One of the secrets to training success is giving your pup plenty of time to feel comfortable inside the crate before closing the door and leaving them alone for the first time. The goal is for your pup to have a positive association with being inside, so that the crate feels like a safe and comfortable resting spot—and you can’t rush that feeling.
Remember the steps below aren’t meant to be done all in one day. Spend as much time as you need on each step to ensure that your puppy feels content and stress-free. That’s how you lay the foundation for a lifetime of looking forward to their crate. Ready to dive into crate training? Here’s how it’s done...
1. Introduce the Crate
Start off the crate training process by keeping the crate door open and letting your pup explore it at their own pace. Toss a treat or toy inside and praise your puppy when they go inside, then give them a treat while they’re in the crate. You can also entice your puppy with a busy toy stuffed with treats—anything to make that crate as appealing as possible! Stay happy and upbeat as your puppy explores the crate, making sure to give lots of praise when they go inside. At this stage, keep the door open.
Practice this step as many times as necessary for your puppy to get comfortable in the crate. The choice to go into the crate is up to your pup - don’t force them if they seem reluctant. If your puppy is hesitant to go inside, you can give treats to reward baby steps in the right direction, like if they glance at it or take a step towards it. These small successes will encourage your pup to keep it up! If they don’t get close to it, simply leave the treats or toy inside for them to collect when they’re ready.
2. Practice Closing the Door
Once your pup has made a positive association with going into the crate, they’ll be ready for slightly longer sessions inside. First, have a play session with your puppy and take them outside for a potty break—that’ll help them settle down when it’s crate time. Then, provide a lightly stuffed busy toy for them to enjoy inside the crate. Stay nearby as they enjoy the goodies, and experiment with closing the door while your pup is enjoying the toys and treats inside. Let your dog out right after they finish the treats, or at any barking, whimpering or pawing at the crate that might indicate they want to come out. Again, keep at this step until your puppy seems relaxed and shows no signs of stress inside the crate.
3. Step Away Briefly
When your puppy seems comfortable during closed-door sessions, try leaving the room once your puppy is focused on the toy. Listen at the door for whines or barks that tell you your puppy is ready to come out. But at this stage, your pup may surprise you by settling into the crate easily. In fact, if you time your play session, potty break and crate time properly, you might just return to discover a napping puppy in the crate!
4. Work Up to Longer Stays
If your puppy is OK with you stepping away briefly, try increasing the amount of time you step away: one minute, then five minutes, then 10. If your pup remains content inside, try leaving the house for a short period of time.
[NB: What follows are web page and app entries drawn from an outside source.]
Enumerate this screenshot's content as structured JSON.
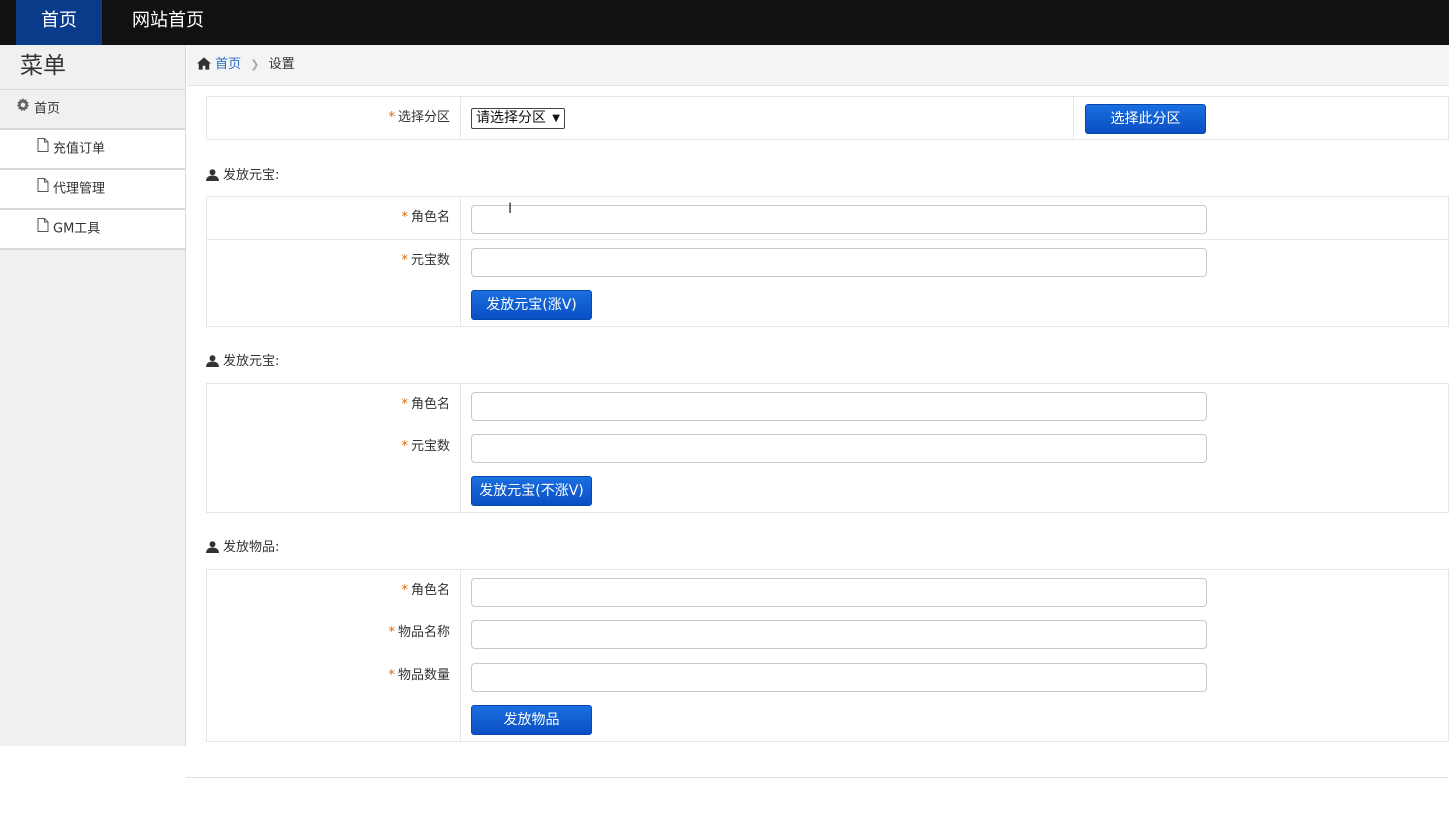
{
  "topnav": [
    {
      "label": "首页",
      "active": true
    },
    {
      "label": "网站首页",
      "active": false
    }
  ],
  "sidebar": {
    "title": "菜单",
    "items": [
      {
        "label": "首页",
        "icon": "gear-icon",
        "level": "root"
      },
      {
        "label": "充值订单",
        "icon": "file-icon",
        "level": "sub"
      },
      {
        "label": "代理管理",
        "icon": "file-icon",
        "level": "sub"
      },
      {
        "label": "GM工具",
        "icon": "file-icon",
        "level": "sub"
      }
    ]
  },
  "breadcrumb": {
    "home": "首页",
    "current": "设置"
  },
  "zone": {
    "label": "选择分区",
    "select_value": "请选择分区",
    "button": "选择此分区"
  },
  "sections": [
    {
      "title": "发放元宝:",
      "fields": [
        {
          "label": "角色名"
        },
        {
          "label": "元宝数"
        }
      ],
      "button": "发放元宝(涨V)"
    },
    {
      "title": "发放元宝:",
      "fields": [
        {
          "label": "角色名"
        },
        {
          "label": "元宝数"
        }
      ],
      "button": "发放元宝(不涨V)"
    },
    {
      "title": "发放物品:",
      "fields": [
        {
          "label": "角色名"
        },
        {
          "label": "物品名称"
        },
        {
          "label": "物品数量"
        }
      ],
      "button": "发放物品"
    }
  ],
  "colors": {
    "topbar": "#111111",
    "active_nav": "#0a3a8a",
    "button": "#0a5bd6",
    "required": "#e06a00",
    "link": "#2a6cc4"
  }
}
You can set up a camera or baby monitor to check in on them while you’re away.